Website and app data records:

━━━━━━━━

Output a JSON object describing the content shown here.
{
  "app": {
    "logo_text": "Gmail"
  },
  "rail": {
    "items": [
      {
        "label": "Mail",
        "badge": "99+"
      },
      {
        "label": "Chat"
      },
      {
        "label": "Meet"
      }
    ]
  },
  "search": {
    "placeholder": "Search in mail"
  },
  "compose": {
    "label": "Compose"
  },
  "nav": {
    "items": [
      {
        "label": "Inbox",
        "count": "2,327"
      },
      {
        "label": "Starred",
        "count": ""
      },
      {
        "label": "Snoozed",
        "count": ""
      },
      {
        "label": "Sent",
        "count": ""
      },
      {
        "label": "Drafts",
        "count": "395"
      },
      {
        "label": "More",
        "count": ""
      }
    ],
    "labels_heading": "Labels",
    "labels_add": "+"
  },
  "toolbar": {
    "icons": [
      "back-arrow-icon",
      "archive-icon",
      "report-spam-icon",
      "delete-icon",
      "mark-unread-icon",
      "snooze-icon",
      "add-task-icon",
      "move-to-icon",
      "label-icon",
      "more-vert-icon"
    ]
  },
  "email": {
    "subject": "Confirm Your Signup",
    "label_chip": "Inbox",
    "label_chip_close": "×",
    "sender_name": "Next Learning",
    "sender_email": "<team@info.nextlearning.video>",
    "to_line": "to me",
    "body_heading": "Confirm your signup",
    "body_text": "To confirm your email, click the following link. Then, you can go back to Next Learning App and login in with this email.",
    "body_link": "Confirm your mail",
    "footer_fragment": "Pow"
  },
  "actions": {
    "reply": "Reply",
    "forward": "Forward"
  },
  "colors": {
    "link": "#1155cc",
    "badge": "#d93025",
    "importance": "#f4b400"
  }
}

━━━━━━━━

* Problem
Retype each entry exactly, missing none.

* Expected answer
Output a JSON object describing the content shown here.
{
  "app": {
    "logo_text": "Gmail"
  },
  "rail": {
    "items": [
      {
        "label": "Mail",
        "badge": "99+"
      },
      {
        "label": "Chat"
      },
      {
        "label": "Meet"
      }
    ]
  },
  "search": {
    "placeholder": "Search in mail"
  },
  "compose": {
    "label": "Compose"
  },
  "nav": {
    "items": [
      {
        "label": "Inbox",
        "count": "2,327"
      },
      {
        "label": "Starred",
        "count": ""
      },
      {
        "label": "Snoozed",
        "count": ""
      },
      {
        "label": "Sent",
        "count": ""
      },
      {
        "label": "Drafts",
        "count": "395"
      },
      {
        "label": "More",
        "count": ""
      }
    ],
    "labels_heading": "Labels",
    "labels_add": "+"
  },
  "toolbar": {
    "icons": [
      "back-arrow-icon",
      "archive-icon",
      "report-spam-icon",
      "delete-icon",
      "mark-unread-icon",
      "snooze-icon",
      "add-task-icon",
      "move-to-icon",
      "label-icon",
      "more-vert-icon"
    ]
  },
  "email": {
    "subject": "Confirm Your Signup",
    "label_chip": "Inbox",
    "label_chip_close": "×",
    "sender_name": "Next Learning",
    "sender_email": "<team@info.nextlearning.video>",
    "to_line": "to me",
    "body_heading": "Confirm your signup",
    "body_text": "To confirm your email, click the following link. Then, you can go back to Next Learning App and login in with this email.",
    "body_link": "Confirm your mail",
    "footer_fragment": "Pow"
  },
  "actions": {
    "reply": "Reply",
    "forward": "Forward"
  },
  "colors": {
    "link": "#1155cc",
    "badge": "#d93025",
    "importance": "#f4b400"
  }
}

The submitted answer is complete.